Punta Baja is a short 16-mile drive from town so we thought we would head out there and see what we could find. On the way, I stopped abruptly to watch a meter-long gopher snake cross the road. JT didn't see me in time and crashed. Thankfully, there was no damage to the bikes or to JT. He just tumbled over the handlebars and onto the soft dirt of the roadway.

While we were righting his bike, we were also attempting to wave the traffic away from the snake in the road. All said and done, JT did get some footage of the snake, but not until after it was run over once, then twice. In total, four cars ran over the snake and no one really seemed to care.

"The Devil's Road" Main Expedition, Day 52

April 19th (Guerrero Negro to a desert camp)

I had heard, some time ago, about an attempt to breed and set free the Baja Pronghorn Antelope. These majestic animals once roamed the peninsula in great numbers. By 1905, Nelson and Goldman were only able to find a few hoof prints, but no animals. We arrived at the facility unannounced and asked to film the animals. We were met with opposition, and insistence that protocols and permits were necessary and we were not allowed to film the animals. Disappointed, we took a few still photos and drove back out to the highway.

We were about 40 km from Punta Prieta when we passed a driver in a car heading south that frantically waved his arm and flashed his lights at us. We slowed as we rounded the curve and came face to face with a pickup truck in the ditch next to the road. Several passersby were helping the driver of the truck. His name was Neville and it appeared he had suffered a shoulder injury. I went into fireman mode while JT did his best to film the scene.

The police showed up shortly and went about trying to get all the information they needed for their reports and told me the ambulance was coming from Guerrero Negro and may take an hour. JT and I did our best to help Neville with gathering his stuff, making a list of valuable items, and securing his personal affects. He was very lucky that he was driving a newer Ford truck with airbags and was wearing his seatbelt. He said he swerved to avoid a pothole in the road!
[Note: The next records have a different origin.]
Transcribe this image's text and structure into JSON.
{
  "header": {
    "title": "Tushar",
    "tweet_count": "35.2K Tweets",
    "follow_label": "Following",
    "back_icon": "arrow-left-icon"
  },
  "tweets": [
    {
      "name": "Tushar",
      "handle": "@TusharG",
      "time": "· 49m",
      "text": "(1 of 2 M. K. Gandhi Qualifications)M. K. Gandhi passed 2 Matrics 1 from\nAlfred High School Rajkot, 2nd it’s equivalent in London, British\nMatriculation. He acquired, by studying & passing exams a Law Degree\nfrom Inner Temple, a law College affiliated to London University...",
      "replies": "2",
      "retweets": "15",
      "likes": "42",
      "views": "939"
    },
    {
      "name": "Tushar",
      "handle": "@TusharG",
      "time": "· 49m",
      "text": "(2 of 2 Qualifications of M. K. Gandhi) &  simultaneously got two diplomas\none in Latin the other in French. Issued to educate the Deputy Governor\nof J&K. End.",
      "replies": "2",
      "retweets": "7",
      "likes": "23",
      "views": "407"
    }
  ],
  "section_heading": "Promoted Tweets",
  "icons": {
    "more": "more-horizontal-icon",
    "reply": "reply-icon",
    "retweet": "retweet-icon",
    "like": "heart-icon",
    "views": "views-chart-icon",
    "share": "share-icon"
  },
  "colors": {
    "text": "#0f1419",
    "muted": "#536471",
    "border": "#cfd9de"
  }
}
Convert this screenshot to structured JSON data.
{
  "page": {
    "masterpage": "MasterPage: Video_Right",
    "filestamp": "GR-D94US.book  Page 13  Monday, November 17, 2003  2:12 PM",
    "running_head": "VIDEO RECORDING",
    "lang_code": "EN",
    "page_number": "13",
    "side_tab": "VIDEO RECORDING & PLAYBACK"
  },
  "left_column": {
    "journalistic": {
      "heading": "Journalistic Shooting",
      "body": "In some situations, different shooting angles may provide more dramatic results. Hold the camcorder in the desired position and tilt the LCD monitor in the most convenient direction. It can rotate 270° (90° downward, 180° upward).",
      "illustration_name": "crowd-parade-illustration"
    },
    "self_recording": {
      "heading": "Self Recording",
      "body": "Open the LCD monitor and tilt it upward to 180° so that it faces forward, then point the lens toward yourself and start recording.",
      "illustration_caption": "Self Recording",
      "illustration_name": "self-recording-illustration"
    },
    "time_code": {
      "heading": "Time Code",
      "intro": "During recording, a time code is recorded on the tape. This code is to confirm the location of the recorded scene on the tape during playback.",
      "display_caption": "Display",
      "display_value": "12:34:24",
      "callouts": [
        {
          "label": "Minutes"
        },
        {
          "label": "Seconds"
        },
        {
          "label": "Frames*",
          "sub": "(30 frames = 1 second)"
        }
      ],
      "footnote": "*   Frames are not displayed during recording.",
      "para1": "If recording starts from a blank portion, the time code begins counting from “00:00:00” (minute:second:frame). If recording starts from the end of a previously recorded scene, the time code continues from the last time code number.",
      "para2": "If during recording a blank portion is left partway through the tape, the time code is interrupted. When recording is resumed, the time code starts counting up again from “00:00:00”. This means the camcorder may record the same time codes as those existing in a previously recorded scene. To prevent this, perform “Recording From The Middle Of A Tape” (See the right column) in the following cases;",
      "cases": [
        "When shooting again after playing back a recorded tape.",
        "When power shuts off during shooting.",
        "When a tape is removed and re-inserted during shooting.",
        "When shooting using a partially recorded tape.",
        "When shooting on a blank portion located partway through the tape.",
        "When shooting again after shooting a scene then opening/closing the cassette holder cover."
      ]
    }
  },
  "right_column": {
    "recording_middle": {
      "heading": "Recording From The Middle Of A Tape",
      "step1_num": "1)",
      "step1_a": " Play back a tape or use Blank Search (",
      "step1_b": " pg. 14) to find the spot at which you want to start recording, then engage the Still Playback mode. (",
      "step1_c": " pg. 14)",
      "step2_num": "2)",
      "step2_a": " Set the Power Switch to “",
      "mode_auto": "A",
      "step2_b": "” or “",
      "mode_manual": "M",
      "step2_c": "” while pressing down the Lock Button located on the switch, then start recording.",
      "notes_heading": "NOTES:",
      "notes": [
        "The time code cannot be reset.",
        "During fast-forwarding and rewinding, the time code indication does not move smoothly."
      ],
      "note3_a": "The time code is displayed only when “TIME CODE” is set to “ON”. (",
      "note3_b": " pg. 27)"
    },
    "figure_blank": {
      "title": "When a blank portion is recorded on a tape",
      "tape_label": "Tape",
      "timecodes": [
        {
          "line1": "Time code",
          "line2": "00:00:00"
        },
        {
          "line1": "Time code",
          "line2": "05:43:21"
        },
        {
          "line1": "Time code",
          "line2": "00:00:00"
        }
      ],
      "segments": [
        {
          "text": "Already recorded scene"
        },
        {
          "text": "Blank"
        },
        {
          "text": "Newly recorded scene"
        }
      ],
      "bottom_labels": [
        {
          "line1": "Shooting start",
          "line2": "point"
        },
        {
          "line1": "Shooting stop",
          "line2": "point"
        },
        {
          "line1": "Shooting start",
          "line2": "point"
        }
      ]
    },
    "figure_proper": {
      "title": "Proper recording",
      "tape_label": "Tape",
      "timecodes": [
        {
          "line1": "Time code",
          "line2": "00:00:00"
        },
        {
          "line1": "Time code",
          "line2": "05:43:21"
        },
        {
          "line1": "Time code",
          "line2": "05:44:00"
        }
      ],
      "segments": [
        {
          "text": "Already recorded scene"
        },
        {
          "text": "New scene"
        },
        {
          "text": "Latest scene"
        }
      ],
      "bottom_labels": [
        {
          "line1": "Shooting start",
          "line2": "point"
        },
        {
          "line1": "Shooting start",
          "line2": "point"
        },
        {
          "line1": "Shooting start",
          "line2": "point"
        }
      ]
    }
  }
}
With daylight slipping by, we found the perfect camp and quickly set about to stage our next shoot. Nelson documented how they would set up or take down their camp at night by setting fire to several dead yucca or agave plants. This would give them up to an hour worth of light. We recreated that very same situation with several dead agave plants. JT was pleased with the outcome. I, of course, was pleased to light something on fire!